1. Rex Factor In this absolutely brilliant podcast, the kings and queens of England followed by the kings and queens of Scotland are reviewed, ranked, and rated according to the qualities an ideal ruler should have. It’s both historical and hysterical. Don’t try to listen to this in the hope that it will lull you to sleep. It won’t. https://rexfactor.podbean.com/p/about/
2. Lingthusiasm This podcast explores different aspects of the English language in just over 30 minutes for each episode. It’s interesting, word-nerdy, and fun.
3. The British History Podcast A chronological history of Britain with a focus on the people and how they lived and died. It’s well told by a knowledgeable host with a very nice voice. Hey… it all helps.
If you have a podcast you really enjoy, I’d love to hear about it in the comments.
Today, I took the opportunity to ask Dad what Christmas was like for him when he was young.
I spent some time in the car with my father today, and as we travelled the presenter on the radio was asking people to call in and talk about family memories and traditions at Christmas time. This was a great opportunity to ask Dad what Christmas was like for him when he was young, so that’s exactly what I did!
My father grew up in Holland during the Depression and World War II. His family were not really poor, but neither were they rich. My grandfather worked very hard to provide for his family, and both he and my grandmother managed their resources carefully.
The house was usually not decorated much for Christmas, but they did have a Christmas tree lit with candles. Dad also remembers the large fir trees that were put up in the churches, almost as tall as the roof. Some were lit with electric lights, but most were lit with candles. As many churches were built of wood, this was a cause of many fires. I can understand how the sight of such a big tree, lit and decorated, in a church would imprint itself on the memory of a young lad.
Christmas was a time when family would visit and often put on Christmas plays for one another. It was usually the children, but sometimes grownups too, who would act out the story of the first Christmas or plays about Sinterklaas and his companion, Swarte Piet. A play like this was usually the only observance of the St Nicholas tradition in my father’s family, although for some Dutch families, Sinterklaas is almost as big a celebration as Christmas itself. By the time Dad was a teenager, it was more common for people to listen to stories or plays on the radio than to perform them at home for their relatives.
Gifts were generally not exchanged by adults, but the children received a book as a gift.
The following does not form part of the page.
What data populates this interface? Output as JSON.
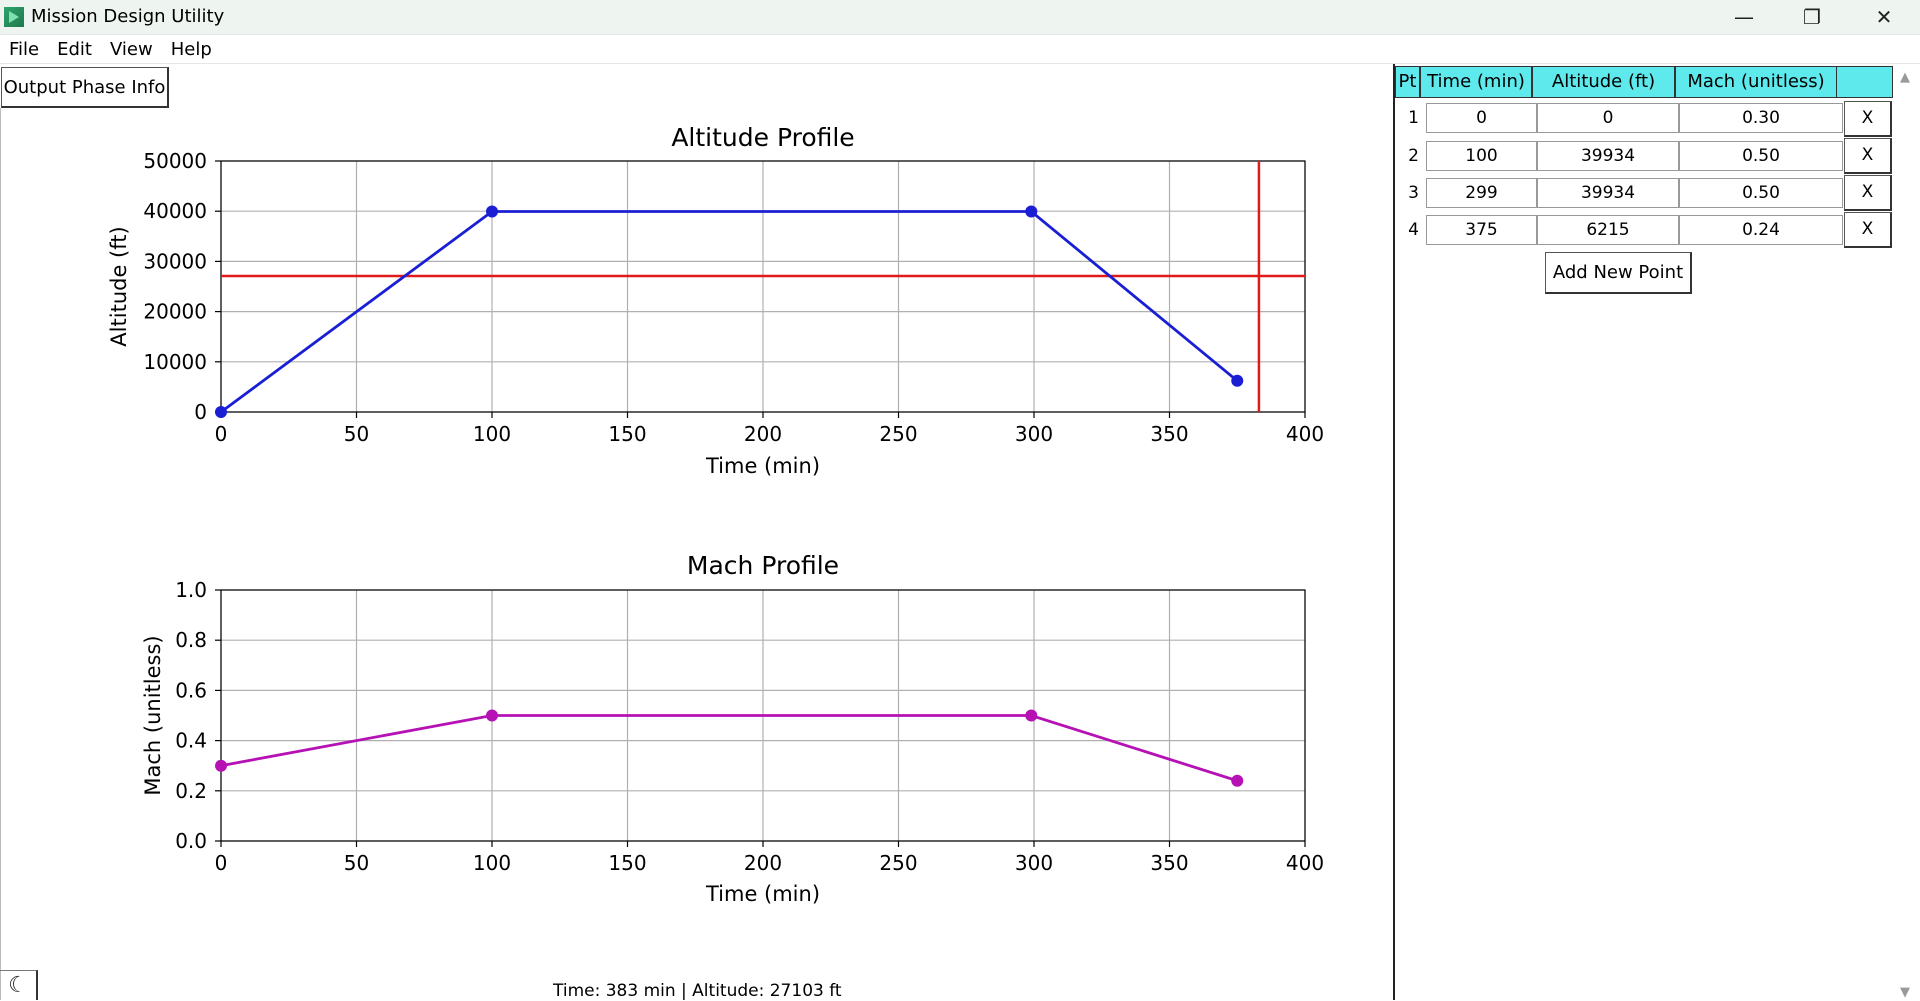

Dad also remembers that this was the time of year when children of a certain age – probably 11 or 12 years old – were presented with a Bible of their own by the Sunday School of their church.
I can’t imagine how strange their first Christmas in Australia must have seemed to them in 1951. Even then, it would have been such a world away from how we celebrate Christmas now. Commercialism and materialism have seen to that.
Having just turned 86, Dad celebrates Christmas on the other side of the world in the heat of summer, with trees illuminated by LED lights, a plethora of Christmas movies and ‘Carols by Candlelight’ concerts on TV . Family is still a focal point for all of us – my grandparents’ values have been firmly imprinted on us in that way, even if we do indulge in giving and receiving gifts that are generally luxuries. Dad, his sisters, and their families are spread across this enormous continent, so visiting happens via Skype and phone calls, while photos and news are shared on social media.
I do like to think, though, that there is still a sense of wonder at a pretty Christmas tree being lit up at night, and I hope that people stop to hear and reflect on the story of Christmas that goes beyond reindeer, presents and “being good”.